Tremors Could Have Deposited Thousands Of Fossils

Just before beginning his weekend on Friday, Dr. Kirk Johnson of the Denver Museum of Nature and Science received some exciting news.

"We found a baby ground sloth," said Johnson, the chief curator at the museum."We found it about an hour ago. It is pretty exciting."

The fossil of the adolescent Jefferson's ground sloth is the first discovered and just one of many discoveries that have come from the Snowmastadon Project.

The Snowmastadon Project began in the summer of 2010 when construction crews excavating earth to enlarge the Ziegler Reservoir outside of the resort town of Snowmass unearthed the bones of a juvenile mammoth.
© Jan Vriesen

Since that small discovery, teams of paleontologists squeezed in two large digs that produced a bevy of fossils that surprised even them.

"This one is so good it's a once-in-a-lifetime find," Johnson said.

Mastodon, Giant Bison, Mammoths And Ground Sloth

Johnson said that scientists have discovered 5,426 bones.

"We don't even know how many animals that is now," he said.

Johnson estimates that they have more than 50 animals representing at least 40 species in their collection. Some of the species represented include mastodon, ground sloth, mammoth, camel, giant bison, horse and deer.

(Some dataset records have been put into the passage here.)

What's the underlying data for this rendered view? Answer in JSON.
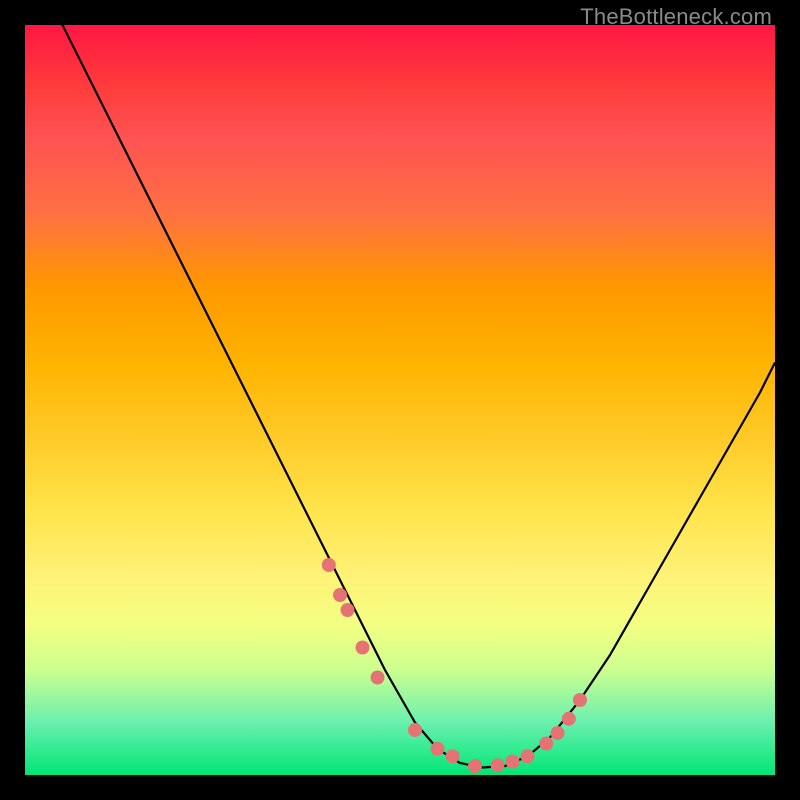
{
  "watermark": "TheBottleneck.com",
  "chart_data": {
    "type": "line",
    "title": "",
    "xlabel": "",
    "ylabel": "",
    "xlim": [
      0,
      100
    ],
    "ylim": [
      0,
      100
    ],
    "series": [
      {
        "name": "bottleneck-curve",
        "x": [
          0,
          2,
          5,
          8,
          12,
          16,
          20,
          24,
          28,
          32,
          36,
          40,
          44,
          48,
          52,
          55,
          58,
          61,
          64,
          67,
          70,
          74,
          78,
          82,
          86,
          90,
          94,
          98,
          100
        ],
        "values": [
          110,
          106,
          100,
          94,
          86,
          78,
          70,
          62,
          54,
          46,
          38,
          30,
          22,
          14,
          7,
          3.5,
          1.6,
          1.0,
          1.2,
          2.5,
          5,
          10,
          16,
          23,
          30,
          37,
          44,
          51,
          55
        ]
      }
    ],
    "dots": {
      "name": "highlight-dots",
      "x": [
        40.5,
        42,
        43,
        45,
        47,
        52,
        55,
        57,
        60,
        63,
        65,
        67,
        69.5,
        71,
        72.5,
        74
      ],
      "values": [
        28,
        24,
        22,
        17,
        13,
        6,
        3.5,
        2.5,
        1.2,
        1.3,
        1.8,
        2.5,
        4.2,
        5.6,
        7.5,
        10
      ]
    },
    "colors": {
      "curve": "#000000",
      "dots": "#e57373",
      "gradient_top": "#ff1744",
      "gradient_bottom": "#00e676"
    }
  }
}
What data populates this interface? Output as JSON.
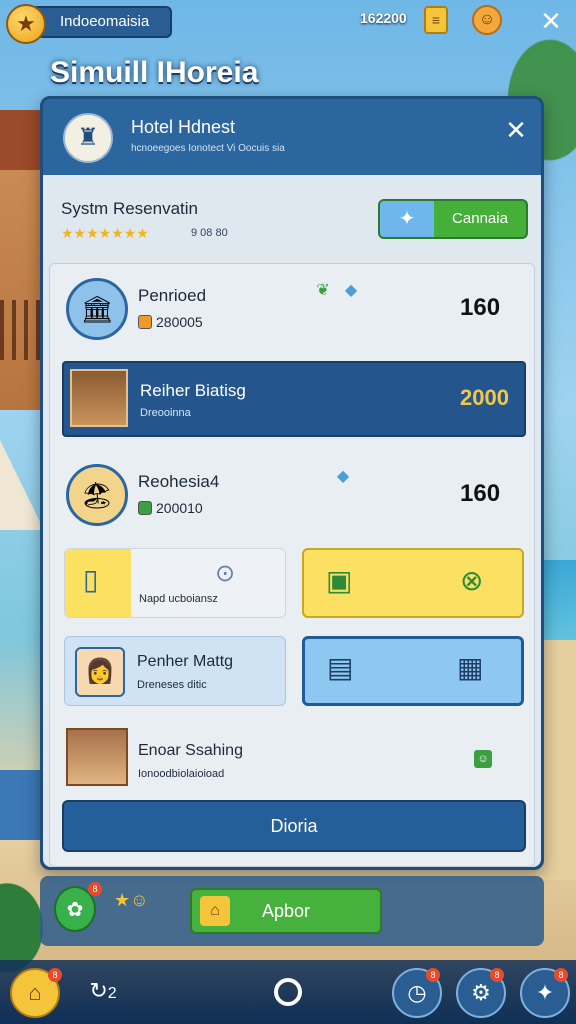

The dig officially ended in June. After the postponement, construction crews went back to work on the reservoir.

"We kept people up there during the construction and found fossils all the way through," Johnson said.

Earthquakes And Quicksand

One of the things that puzzled paleontologists was how they were able to stumble across such a rich and intact find.

"We are finding these beautiful bones that were perfectly preserved," Johnson said. "But they were separated instead of whole skeletons. Then we found these bones in these layers that were debris flows."

Johnson said scientists knew that a prehistoric lake existed at the site around the time when the fossils were buried.

"We were trying to figure out what would kill animals at the edge of the lake," he said.

Johnson said scientists believe that the more than 30 mastodons uncovered at the site were entrapped by quicksand. He said they have seen that sometimes after an earthquake, sediment in riparian areas become like quicksand.

Johnson said that would explain how both adults and children were found at the site.

Johnson said a following earthquake could have then caused another debris flow that would have then buried the remains of the giant prehistoric mammals.

"So we had death, then a period of time, then deposit," Johnson said.

To prove the hypothesis, Johnson said scientists will cut open some of the tusks found. He said they can count the rings in the tusk like a person can count tree rings to determine the age of the animals and when they died.

Displaying The Fossils

Johnson said scientists are still cataloging and determining what fossils they have unearthed. After that process is completed, museum staff will then decide how and what they will display of the remains.

"Do we have entire skeletons?" Johnson said. "These are things we are still trying to determine."